Source records:
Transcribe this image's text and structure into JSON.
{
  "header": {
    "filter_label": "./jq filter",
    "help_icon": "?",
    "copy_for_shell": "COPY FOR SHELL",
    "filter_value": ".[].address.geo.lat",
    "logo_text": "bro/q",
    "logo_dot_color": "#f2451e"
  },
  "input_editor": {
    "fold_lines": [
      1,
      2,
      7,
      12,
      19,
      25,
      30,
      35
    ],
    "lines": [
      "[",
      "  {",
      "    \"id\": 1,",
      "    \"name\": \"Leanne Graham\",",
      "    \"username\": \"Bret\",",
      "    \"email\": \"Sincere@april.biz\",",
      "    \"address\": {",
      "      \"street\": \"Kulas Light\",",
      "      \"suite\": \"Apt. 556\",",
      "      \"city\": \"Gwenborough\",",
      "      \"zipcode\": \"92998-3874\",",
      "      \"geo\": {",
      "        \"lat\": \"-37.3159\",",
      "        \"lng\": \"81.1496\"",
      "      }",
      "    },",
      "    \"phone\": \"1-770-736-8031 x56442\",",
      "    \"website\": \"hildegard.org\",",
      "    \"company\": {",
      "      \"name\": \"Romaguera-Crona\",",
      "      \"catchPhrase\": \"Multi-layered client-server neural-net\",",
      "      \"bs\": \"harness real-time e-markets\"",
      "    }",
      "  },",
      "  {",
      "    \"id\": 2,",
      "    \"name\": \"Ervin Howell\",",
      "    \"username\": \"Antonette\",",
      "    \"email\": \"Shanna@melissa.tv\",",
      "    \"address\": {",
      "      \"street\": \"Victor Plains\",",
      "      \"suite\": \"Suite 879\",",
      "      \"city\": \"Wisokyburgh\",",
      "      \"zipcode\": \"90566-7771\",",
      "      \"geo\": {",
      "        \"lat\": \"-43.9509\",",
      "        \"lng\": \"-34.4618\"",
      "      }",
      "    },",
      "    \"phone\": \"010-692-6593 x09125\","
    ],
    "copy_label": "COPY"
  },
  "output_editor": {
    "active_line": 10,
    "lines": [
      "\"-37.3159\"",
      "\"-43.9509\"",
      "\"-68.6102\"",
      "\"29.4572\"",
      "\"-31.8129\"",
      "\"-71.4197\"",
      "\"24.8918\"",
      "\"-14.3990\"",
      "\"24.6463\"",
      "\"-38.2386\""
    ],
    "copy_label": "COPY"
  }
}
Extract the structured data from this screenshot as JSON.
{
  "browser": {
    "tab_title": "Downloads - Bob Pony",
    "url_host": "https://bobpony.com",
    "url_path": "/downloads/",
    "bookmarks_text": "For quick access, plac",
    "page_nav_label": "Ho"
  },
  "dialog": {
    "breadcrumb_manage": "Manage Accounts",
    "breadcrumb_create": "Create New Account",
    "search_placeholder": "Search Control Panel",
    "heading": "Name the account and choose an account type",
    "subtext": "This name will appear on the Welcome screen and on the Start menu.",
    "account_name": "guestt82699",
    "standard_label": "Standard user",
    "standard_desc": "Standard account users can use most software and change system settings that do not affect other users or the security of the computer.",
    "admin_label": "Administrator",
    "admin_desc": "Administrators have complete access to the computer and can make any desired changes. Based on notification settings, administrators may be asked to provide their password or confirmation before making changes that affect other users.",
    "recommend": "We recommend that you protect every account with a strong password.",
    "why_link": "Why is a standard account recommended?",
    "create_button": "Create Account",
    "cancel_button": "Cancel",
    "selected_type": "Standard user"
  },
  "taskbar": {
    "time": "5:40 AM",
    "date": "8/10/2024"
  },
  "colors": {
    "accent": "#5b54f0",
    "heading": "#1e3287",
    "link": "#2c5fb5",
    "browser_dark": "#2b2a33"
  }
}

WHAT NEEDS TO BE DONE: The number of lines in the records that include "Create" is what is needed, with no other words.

TASK RESPONSE: 2